Laya Yoga or The Yoga of Dissolution is described as the loss of the individual self or consciousness. The true essence returns to the source, were no concept of future, past or space remains. All idea of I-ness, subjectivity or objectivity departs.

HYP 10 Chapters: When the stage of Laya arises, all the mental resolutions are stopped, all the efforts are purified (cease to exist) which can only be experienced and cannot be grasped by mind or expressed in words.  

Laya Yoga or Kundalini Yoga is practiced through Tantric Yoga techniques such as Visualisation, Mudra, Bandha, Yantra and Meditation. Its worth pointing out here I am not describing Kundalini Yoga as taught by Yogi Bhajan, which he introduced in the late 60’s.

Laya Yoga
Laya Yoga


A sound and regular practice needs to be established to safely practice Laya Yoga. The body needs to be prepared through a strong Hatha Yoga practice that includes Shat Karmas such as, Bhastrika and Kaplabhati.  Siddhasana is the recommended seated posture, with the heel pressing into the Perineum stimulating Mula Bandha.


In the correctly aligned seated posture the knees will drop below the front of the pelvis, the soles of the feet will face upwards, and the Pelvis will sit in a neutral position. The neutral position of the Pelvis will naturally induce Uddiyana Bandha and the spine will retain its neutral shape. With the palms of the hands also facing upwards, along with soles of the feet and a correctly aligned spine, induces Apana to turn upwards preventing drowsiness.


The Hatha Yoga practices will cleanse and prepare the gross and subtle bodies for the practice of Pranayama.

HYP 10 Chapters: When exhalation and inhalation are stopped, objects are not perceived, no action is performed and there is no mind or expression, then this Laya, is established in the Yogi.   

Practicing Pranayama brings Prana under control, and as the mind is controlled by Prana the mind is brought under control. The Pranayama practice of Nadi Shodhana balances out the polar energies of Ida and Pingala, diffusing mental conflict. There are four phases to the Nadi Shodhana practice comprising of:

  • Inhalation (Puraka)
  • Exhalation (Rechaka)
  • Retention (Kumbhaka) which has two phases
  • Internal retention (Antar) *
  • External retention (Bahya) **

**During the external retention add: Jalandhara, uddiyana, Mula Bandha

*During the internal retention add only Jalandhara and mula Bandha

During the retention phase the mind is still, with no coming or going and the struggle to control the mind slips away leading to dissolution.
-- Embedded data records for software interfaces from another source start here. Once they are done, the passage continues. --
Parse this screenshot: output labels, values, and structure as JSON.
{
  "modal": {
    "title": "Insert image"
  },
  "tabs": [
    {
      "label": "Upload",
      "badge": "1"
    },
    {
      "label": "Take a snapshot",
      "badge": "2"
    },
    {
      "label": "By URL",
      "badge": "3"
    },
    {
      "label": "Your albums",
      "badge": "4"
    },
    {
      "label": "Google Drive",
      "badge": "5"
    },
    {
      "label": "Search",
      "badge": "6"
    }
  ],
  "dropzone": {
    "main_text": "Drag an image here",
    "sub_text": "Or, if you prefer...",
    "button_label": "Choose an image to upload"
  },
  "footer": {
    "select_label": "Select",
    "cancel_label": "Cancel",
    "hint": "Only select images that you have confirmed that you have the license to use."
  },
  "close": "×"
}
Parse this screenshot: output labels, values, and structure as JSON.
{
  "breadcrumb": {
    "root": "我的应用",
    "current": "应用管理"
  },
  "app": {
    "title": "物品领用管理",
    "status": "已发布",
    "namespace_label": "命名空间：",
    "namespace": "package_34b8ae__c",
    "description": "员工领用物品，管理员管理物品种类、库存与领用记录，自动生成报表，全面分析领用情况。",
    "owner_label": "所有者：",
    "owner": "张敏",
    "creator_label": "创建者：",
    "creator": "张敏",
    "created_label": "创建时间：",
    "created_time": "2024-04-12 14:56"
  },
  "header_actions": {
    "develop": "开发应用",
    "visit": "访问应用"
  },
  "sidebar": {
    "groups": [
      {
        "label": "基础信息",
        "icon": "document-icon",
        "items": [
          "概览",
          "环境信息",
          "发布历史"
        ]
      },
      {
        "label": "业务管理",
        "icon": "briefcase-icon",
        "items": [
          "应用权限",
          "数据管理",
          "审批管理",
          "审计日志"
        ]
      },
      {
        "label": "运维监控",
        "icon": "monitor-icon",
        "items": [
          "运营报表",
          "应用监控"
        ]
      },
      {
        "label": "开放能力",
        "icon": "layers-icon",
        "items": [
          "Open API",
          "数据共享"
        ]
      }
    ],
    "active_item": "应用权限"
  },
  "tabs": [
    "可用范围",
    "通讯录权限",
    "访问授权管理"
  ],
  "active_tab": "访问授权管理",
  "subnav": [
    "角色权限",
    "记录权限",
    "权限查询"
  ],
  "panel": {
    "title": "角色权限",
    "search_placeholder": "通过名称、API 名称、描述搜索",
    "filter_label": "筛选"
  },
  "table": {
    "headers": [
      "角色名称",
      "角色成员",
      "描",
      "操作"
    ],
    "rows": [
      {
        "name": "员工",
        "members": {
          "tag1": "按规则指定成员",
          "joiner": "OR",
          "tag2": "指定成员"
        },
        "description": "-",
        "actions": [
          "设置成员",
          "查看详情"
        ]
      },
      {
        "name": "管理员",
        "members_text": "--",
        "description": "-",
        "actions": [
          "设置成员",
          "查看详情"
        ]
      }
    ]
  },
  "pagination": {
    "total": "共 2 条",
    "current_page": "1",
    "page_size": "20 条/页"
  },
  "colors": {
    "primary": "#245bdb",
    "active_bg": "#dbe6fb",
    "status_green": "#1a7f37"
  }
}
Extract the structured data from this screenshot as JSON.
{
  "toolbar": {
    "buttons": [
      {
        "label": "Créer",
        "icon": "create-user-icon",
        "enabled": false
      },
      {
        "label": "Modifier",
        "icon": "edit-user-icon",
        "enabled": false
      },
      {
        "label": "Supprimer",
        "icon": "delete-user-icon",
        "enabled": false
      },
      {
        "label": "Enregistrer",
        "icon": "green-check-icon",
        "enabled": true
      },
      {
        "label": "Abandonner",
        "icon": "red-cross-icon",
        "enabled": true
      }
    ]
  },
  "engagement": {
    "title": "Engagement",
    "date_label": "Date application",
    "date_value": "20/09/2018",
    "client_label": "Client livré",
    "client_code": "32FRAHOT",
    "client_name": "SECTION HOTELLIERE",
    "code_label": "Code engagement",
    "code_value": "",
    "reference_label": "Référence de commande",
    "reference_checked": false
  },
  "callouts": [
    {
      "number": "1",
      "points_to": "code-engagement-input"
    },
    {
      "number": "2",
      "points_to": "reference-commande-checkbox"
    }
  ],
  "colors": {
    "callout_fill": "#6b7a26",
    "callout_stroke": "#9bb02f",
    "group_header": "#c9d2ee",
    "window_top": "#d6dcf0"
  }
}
The Hatha Yoga Pradipika 10 Chapters gives advise on the outcome of Pranayama practices on the mind, as below.

HYP 10 Chapters: Laya may be the state of liberation or may not be so, as others would opine (suggest) But Laya (state of Moksa) takes place when Manas and Prana are merged in Nada (sound)


Sit in Siddhasana and begin to Visualise the Chakras beginning with Ajna Chakra, before moving down to Muladhara Chakra. Ajna Chakra is the centre for higher thinking and values, along with inner vision and intuition. It would seem natural to begin with Muladhara Chakra, and ascend, but it is warned that if we begin with Muladhara Chakra, we risk identifying with our base instincts, and get lost. Starting with Ajna Chakra, it Is said helps keep in mind our higher purpose.

Martin Thompson

pocket yoga teacher A1 for print